Below is an image that demonstrates another common name for the green lacewing larva. That "sucking, crawling, alligator-shaped predatory arthropod" is also referred to as the "trash bug"!
 
Green Lacewing "Trash Bug"
© Mike Leffler

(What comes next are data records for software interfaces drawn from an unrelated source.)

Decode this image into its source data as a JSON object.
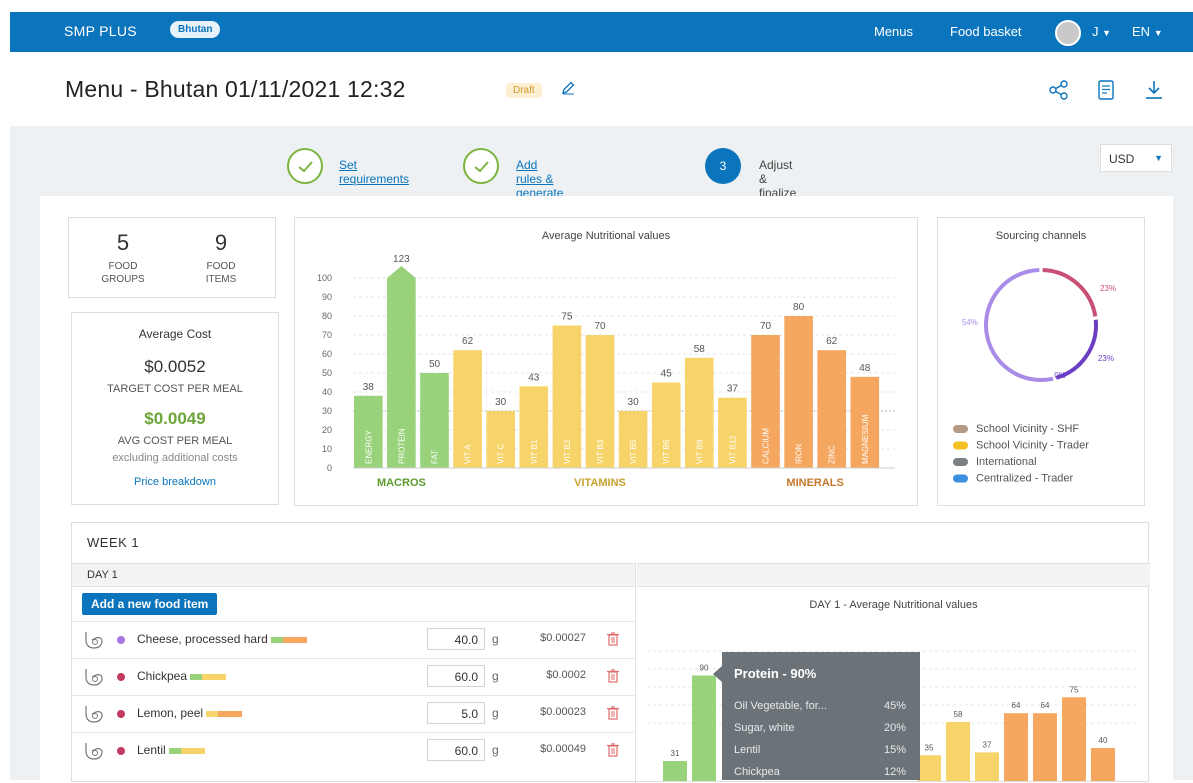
{
  "header": {
    "brand": "SMP PLUS",
    "country": "Bhutan",
    "nav": [
      "Menus",
      "Food basket"
    ],
    "user": "J",
    "language": "EN"
  },
  "page": {
    "title": "Menu - Bhutan 01/11/2021 12:32",
    "status": "Draft"
  },
  "stepper": {
    "steps": [
      {
        "label": "Set requirements",
        "state": "done"
      },
      {
        "label": "Add rules & generate menu",
        "state": "done"
      },
      {
        "number": "3",
        "label": "Adjust & finalize the menu",
        "state": "active"
      }
    ],
    "currency": "USD"
  },
  "stats": {
    "food_groups": {
      "value": "5",
      "label": "FOOD GROUPS"
    },
    "food_items": {
      "value": "9",
      "label": "FOOD ITEMS"
    }
  },
  "cost": {
    "title": "Average Cost",
    "target_value": "$0.0052",
    "target_label": "TARGET COST PER MEAL",
    "avg_value": "$0.0049",
    "avg_label": "AVG COST PER MEAL",
    "note": "excluding additional costs",
    "link": "Price breakdown"
  },
  "chart_data": [
    {
      "type": "bar",
      "title": "Average Nutritional values",
      "categories": [
        "ENERGY",
        "PROTEIN",
        "FAT",
        "VIT A",
        "VIT C",
        "VIT B1",
        "VIT B2",
        "VIT B3",
        "VIT B5",
        "VIT B6",
        "VIT B9",
        "VIT B12",
        "CALCIUM",
        "IRON",
        "ZINC",
        "MAGNESIUM"
      ],
      "values": [
        38,
        123,
        50,
        62,
        30,
        43,
        75,
        70,
        30,
        45,
        58,
        37,
        70,
        80,
        62,
        48
      ],
      "groups": [
        {
          "name": "MACROS",
          "categories": [
            "ENERGY",
            "PROTEIN",
            "FAT"
          ],
          "color": "#98d27a",
          "label_color": "#5c9a2d"
        },
        {
          "name": "VITAMINS",
          "categories": [
            "VIT A",
            "VIT C",
            "VIT B1",
            "VIT B2",
            "VIT B3",
            "VIT B5",
            "VIT B6",
            "VIT B9",
            "VIT B12"
          ],
          "color": "#f7d46a",
          "label_color": "#c9a22e"
        },
        {
          "name": "MINERALS",
          "categories": [
            "CALCIUM",
            "IRON",
            "ZINC",
            "MAGNESIUM"
          ],
          "color": "#f5a760",
          "label_color": "#c5782e"
        }
      ],
      "yticks": [
        0,
        10,
        20,
        30,
        40,
        50,
        60,
        70,
        80,
        90,
        100
      ],
      "ylim": [
        0,
        100
      ],
      "reference_line": 30
    },
    {
      "type": "pie",
      "title": "Sourcing channels",
      "slices": [
        {
          "label": "54%",
          "value": 54,
          "color": "#a98ce8"
        },
        {
          "label": "23%",
          "value": 23,
          "color": "#c94f74"
        },
        {
          "label": "23%",
          "value": 23,
          "color": "#6b3fc4"
        },
        {
          "label": "0%",
          "value": 0,
          "color": "#6b3fc4"
        }
      ],
      "legend": [
        {
          "label": "School Vicinity - SHF",
          "color": "#b59a86"
        },
        {
          "label": "School Vicinity - Trader",
          "color": "#f5c026"
        },
        {
          "label": "International",
          "color": "#7a7f84"
        },
        {
          "label": "Centralized - Trader",
          "color": "#3d8fe0"
        }
      ]
    },
    {
      "type": "bar",
      "title": "DAY 1 - Average Nutritional values",
      "visible_values": [
        31,
        90,
        35,
        58,
        37,
        64,
        64,
        75,
        40
      ]
    }
  ],
  "week": {
    "title": "WEEK 1",
    "day": "DAY 1",
    "add_button": "Add a new food item",
    "unit": "g",
    "items": [
      {
        "name": "Cheese, processed  hard",
        "dot": "#a777e0",
        "bars": [
          "#98d27a",
          "#f5a760"
        ],
        "qty": "40.0",
        "cost": "$0.00027"
      },
      {
        "name": "Chickpea",
        "dot": "#c23a60",
        "bars": [
          "#98d27a",
          "#f7d46a"
        ],
        "qty": "60.0",
        "cost": "$0.0002"
      },
      {
        "name": "Lemon, peel",
        "dot": "#c23a60",
        "bars": [
          "#f7d46a",
          "#f5a760"
        ],
        "qty": "5.0",
        "cost": "$0.00023"
      },
      {
        "name": "Lentil",
        "dot": "#c23a60",
        "bars": [
          "#98d27a",
          "#f7d46a"
        ],
        "qty": "60.0",
        "cost": "$0.00049"
      }
    ]
  },
  "tooltip": {
    "title": "Protein  -  90%",
    "rows": [
      {
        "name": "Oil Vegetable, for...",
        "value": "45%"
      },
      {
        "name": "Sugar, white",
        "value": "20%"
      },
      {
        "name": "Lentil",
        "value": "15%"
      },
      {
        "name": "Chickpea",
        "value": "12%"
      }
    ]
  }
}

Remember the "hair-like projections"? Well, it turns out that the larva uses those hair-like projections as "tie-downs" to attach "trash" to his own body. Plant debris, and dining "leftovers" including insect legs and exoskeletons are all part of the "trash collection". This is very effective as camouflage to hide soft body parts from enemies. He functions as a "trash collector" for his environment. Pretty amazing! The camouflage really works too, because sightings (and photographs) of the insect in this form are pretty rare—he’s just too well hidden by his own idiosyncratic behavior! He doesn’t dump his trash;
he recycles it as body armor.
Lacewings can live many months, and that gives them plenty of time to be of benefit to gardeners. In temperate regions, such as Florida, lacewings experience
diapause (a period of suspended growth or development and diminished physiological activity in response to adverse environmental conditions). This allows them to overwinter as adults, extending their longevity long past that of their northern cousins.
Insects are fascinating partners in the world of horticulture. Sometimes they’re with us, and sometimes they’re against us, or at least it seems. Fact is, they all have a function, even if it isn’t readily apparent to us. So remember, when you see an errant insect crawling across your kitchen counter, he’s not "Eek!!! A Bug!"…He’s sort of like a weed—merely out of place! Put him out, and gently admonish him with the familiar "…And stay out!!!"
Further Information
Video of an adult lacewing laying eggs:
"Beneficial Insects and Mites," T. Henn, et. al., IFAS Publication #ENY-276. http://edis.ifas.ufl.edu/in078
 
"Natural Enemies and Biological Control", Hugh A. Smith and John L. Capinera, IFAS Publication #ENY-822 http://edis.ifas.ufl.edu/in120

"Green Lacewing" AgriLIFE Extension, Entomology, Texas A & M University
 
"Green Lacewings", M.A. Carrillo
1, S.W.Woolfolk2 and W.D. Hutchison1, 1University of Minnesota, 2 Mississippi State University (RECOMMENDED) http://www.vegedge.umn.edu/VEGPEST/beneficials/glw.htm
 
"The Cryptic Song Species of
 






1 comment:

sharon said...

TMI...haha..hesa little beauty!!